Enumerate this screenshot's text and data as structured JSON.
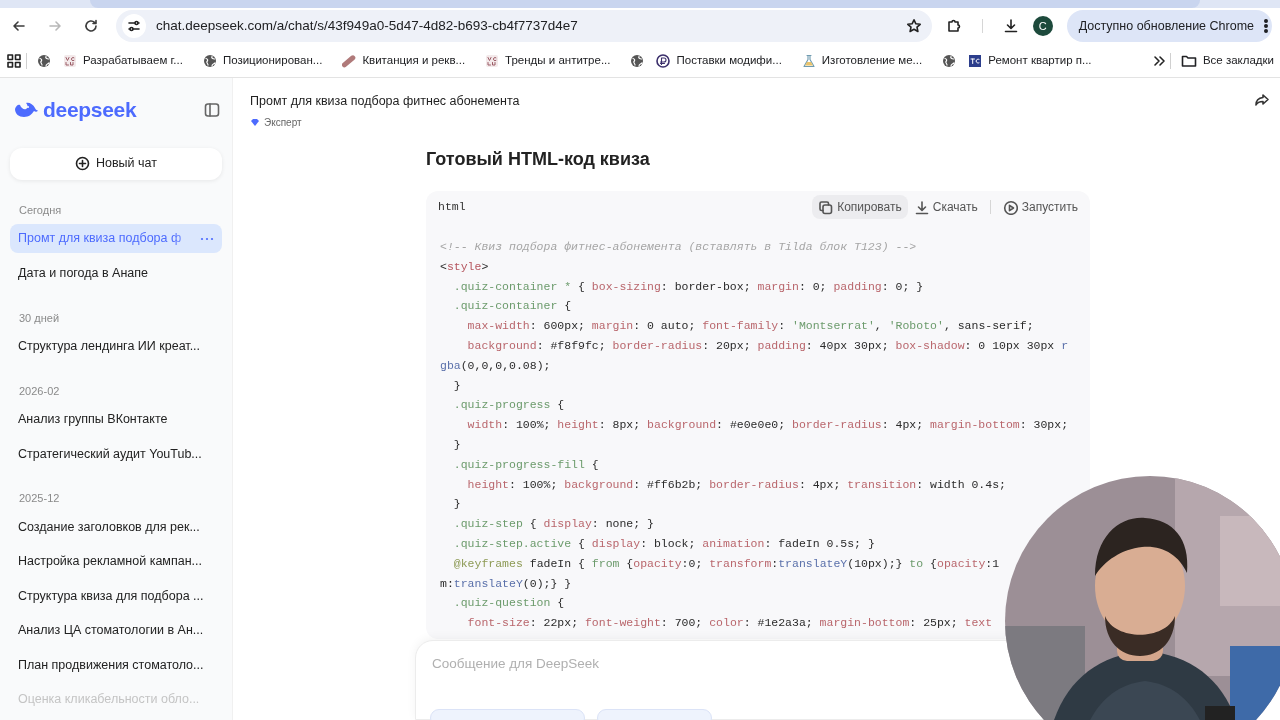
{
  "browser": {
    "url": "chat.deepseek.com/a/chat/s/43f949a0-5d47-4d82-b693-cb4f7737d4e7",
    "forward_disabled": true,
    "profile_initial": "C",
    "update_label": "Доступно обновление Chrome",
    "bookmarks": [
      {
        "kind": "globe"
      },
      {
        "kind": "vc",
        "label": "Разрабатываем г..."
      },
      {
        "kind": "globe",
        "label": "Позиционирован..."
      },
      {
        "kind": "capsule",
        "label": "Квитанция и рекв..."
      },
      {
        "kind": "vc",
        "label": "Тренды и антитре..."
      },
      {
        "kind": "globe"
      },
      {
        "kind": "coin",
        "label": "Поставки модифи..."
      },
      {
        "kind": "flask",
        "label": "Изготовление ме..."
      },
      {
        "kind": "globe"
      },
      {
        "kind": "tc",
        "label": "Ремонт квартир п..."
      }
    ],
    "all_bookmarks": "Все закладки"
  },
  "sidebar": {
    "logo": "deepseek",
    "new_chat": "Новый чат",
    "groups": [
      {
        "heading": "Сегодня",
        "items": [
          {
            "label": "Промт для квиза подбора ф",
            "selected": true,
            "faded": false
          },
          {
            "label": "Дата и погода в Анапе",
            "selected": false,
            "faded": false
          }
        ]
      },
      {
        "heading": "30 дней",
        "items": [
          {
            "label": "Структура лендинга ИИ креат...",
            "selected": false,
            "faded": false
          }
        ]
      },
      {
        "heading": "2026-02",
        "items": [
          {
            "label": "Анализ группы ВКонтакте",
            "selected": false,
            "faded": false
          },
          {
            "label": "Стратегический аудит YouTub...",
            "selected": false,
            "faded": false
          }
        ]
      },
      {
        "heading": "2025-12",
        "items": [
          {
            "label": "Создание заголовков для рек...",
            "selected": false,
            "faded": false
          },
          {
            "label": "Настройка рекламной кампан...",
            "selected": false,
            "faded": false
          },
          {
            "label": "Структура квиза для подбора ...",
            "selected": false,
            "faded": false
          },
          {
            "label": "Анализ ЦА стоматологии в Ан...",
            "selected": false,
            "faded": false
          },
          {
            "label": "План продвижения стоматоло...",
            "selected": false,
            "faded": false
          },
          {
            "label": "Оценка кликабельности обло...",
            "selected": false,
            "faded": true
          }
        ]
      }
    ]
  },
  "chat": {
    "title": "Промт для квиза подбора фитнес абонемента",
    "mode": "Эксперт",
    "heading": "Готовый HTML-код квиза",
    "code": {
      "language": "html",
      "actions": [
        {
          "kind": "copy",
          "label": "Копировать",
          "hovered": true
        },
        {
          "kind": "download",
          "label": "Скачать",
          "hovered": false
        },
        {
          "kind": "run",
          "label": "Запустить",
          "hovered": false
        }
      ],
      "lines": [
        [
          {
            "kind": "comment",
            "text": "<!-- Квиз подбора фитнес-абонемента (вставлять в Tilda блок T123) -->"
          }
        ],
        [
          {
            "kind": "plain",
            "text": "<"
          },
          {
            "kind": "tag",
            "text": "style"
          },
          {
            "kind": "plain",
            "text": ">"
          }
        ],
        [
          {
            "kind": "selector",
            "text": "  .quiz-container *"
          },
          {
            "kind": "plain",
            "text": " { "
          },
          {
            "kind": "property",
            "text": "box-sizing"
          },
          {
            "kind": "plain",
            "text": ": border-box; "
          },
          {
            "kind": "property",
            "text": "margin"
          },
          {
            "kind": "plain",
            "text": ": 0; "
          },
          {
            "kind": "property",
            "text": "padding"
          },
          {
            "kind": "plain",
            "text": ": 0; }"
          }
        ],
        [
          {
            "kind": "selector",
            "text": "  .quiz-container"
          },
          {
            "kind": "plain",
            "text": " {"
          }
        ],
        [
          {
            "kind": "property",
            "text": "    max-width"
          },
          {
            "kind": "plain",
            "text": ": 600px; "
          },
          {
            "kind": "property",
            "text": "margin"
          },
          {
            "kind": "plain",
            "text": ": 0 auto; "
          },
          {
            "kind": "property",
            "text": "font-family"
          },
          {
            "kind": "plain",
            "text": ": "
          },
          {
            "kind": "selector",
            "text": "'Montserrat'"
          },
          {
            "kind": "plain",
            "text": ", "
          },
          {
            "kind": "selector",
            "text": "'Roboto'"
          },
          {
            "kind": "plain",
            "text": ", sans-serif;"
          }
        ],
        [
          {
            "kind": "property",
            "text": "    background"
          },
          {
            "kind": "plain",
            "text": ": #f8f9fc; "
          },
          {
            "kind": "property",
            "text": "border-radius"
          },
          {
            "kind": "plain",
            "text": ": 20px; "
          },
          {
            "kind": "property",
            "text": "padding"
          },
          {
            "kind": "plain",
            "text": ": 40px 30px; "
          },
          {
            "kind": "property",
            "text": "box-shadow"
          },
          {
            "kind": "plain",
            "text": ": 0 10px 30px "
          },
          {
            "kind": "function",
            "text": "r"
          }
        ],
        [
          {
            "kind": "function",
            "text": "gba"
          },
          {
            "kind": "plain",
            "text": "(0,0,0,0.08);"
          }
        ],
        [
          {
            "kind": "plain",
            "text": "  }"
          }
        ],
        [
          {
            "kind": "selector",
            "text": "  .quiz-progress"
          },
          {
            "kind": "plain",
            "text": " {"
          }
        ],
        [
          {
            "kind": "property",
            "text": "    width"
          },
          {
            "kind": "plain",
            "text": ": 100%; "
          },
          {
            "kind": "property",
            "text": "height"
          },
          {
            "kind": "plain",
            "text": ": 8px; "
          },
          {
            "kind": "property",
            "text": "background"
          },
          {
            "kind": "plain",
            "text": ": #e0e0e0; "
          },
          {
            "kind": "property",
            "text": "border-radius"
          },
          {
            "kind": "plain",
            "text": ": 4px; "
          },
          {
            "kind": "property",
            "text": "margin-bottom"
          },
          {
            "kind": "plain",
            "text": ": 30px;"
          }
        ],
        [
          {
            "kind": "plain",
            "text": "  }"
          }
        ],
        [
          {
            "kind": "selector",
            "text": "  .quiz-progress-fill"
          },
          {
            "kind": "plain",
            "text": " {"
          }
        ],
        [
          {
            "kind": "property",
            "text": "    height"
          },
          {
            "kind": "plain",
            "text": ": 100%; "
          },
          {
            "kind": "property",
            "text": "background"
          },
          {
            "kind": "plain",
            "text": ": #ff6b2b; "
          },
          {
            "kind": "property",
            "text": "border-radius"
          },
          {
            "kind": "plain",
            "text": ": 4px; "
          },
          {
            "kind": "property",
            "text": "transition"
          },
          {
            "kind": "plain",
            "text": ": width 0.4s;"
          }
        ],
        [
          {
            "kind": "plain",
            "text": "  }"
          }
        ],
        [
          {
            "kind": "selector",
            "text": "  .quiz-step"
          },
          {
            "kind": "plain",
            "text": " { "
          },
          {
            "kind": "property",
            "text": "display"
          },
          {
            "kind": "plain",
            "text": ": none; }"
          }
        ],
        [
          {
            "kind": "selector",
            "text": "  .quiz-step.active"
          },
          {
            "kind": "plain",
            "text": " { "
          },
          {
            "kind": "property",
            "text": "display"
          },
          {
            "kind": "plain",
            "text": ": block; "
          },
          {
            "kind": "property",
            "text": "animation"
          },
          {
            "kind": "plain",
            "text": ": fadeIn 0.5s; }"
          }
        ],
        [
          {
            "kind": "keyword",
            "text": "  @keyframes"
          },
          {
            "kind": "plain",
            "text": " fadeIn { "
          },
          {
            "kind": "selector",
            "text": "from"
          },
          {
            "kind": "plain",
            "text": " {"
          },
          {
            "kind": "property",
            "text": "opacity"
          },
          {
            "kind": "plain",
            "text": ":0; "
          },
          {
            "kind": "property",
            "text": "transform"
          },
          {
            "kind": "plain",
            "text": ":"
          },
          {
            "kind": "function",
            "text": "translateY"
          },
          {
            "kind": "plain",
            "text": "(10px);} "
          },
          {
            "kind": "selector",
            "text": "to"
          },
          {
            "kind": "plain",
            "text": " {"
          },
          {
            "kind": "property",
            "text": "opacity"
          },
          {
            "kind": "plain",
            "text": ":1"
          }
        ],
        [
          {
            "kind": "plain",
            "text": "m:"
          },
          {
            "kind": "function",
            "text": "translateY"
          },
          {
            "kind": "plain",
            "text": "(0);} }"
          }
        ],
        [
          {
            "kind": "selector",
            "text": "  .quiz-question"
          },
          {
            "kind": "plain",
            "text": " {"
          }
        ],
        [
          {
            "kind": "property",
            "text": "    font-size"
          },
          {
            "kind": "plain",
            "text": ": 22px; "
          },
          {
            "kind": "property",
            "text": "font-weight"
          },
          {
            "kind": "plain",
            "text": ": 700; "
          },
          {
            "kind": "property",
            "text": "color"
          },
          {
            "kind": "plain",
            "text": ": #1e2a3a; "
          },
          {
            "kind": "property",
            "text": "margin-bottom"
          },
          {
            "kind": "plain",
            "text": ": 25px; "
          },
          {
            "kind": "property",
            "text": "text"
          }
        ]
      ]
    },
    "composer": {
      "placeholder": "Сообщение для DeepSeek"
    }
  }
}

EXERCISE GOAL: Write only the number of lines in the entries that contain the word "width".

OUTPUT BELOW: 3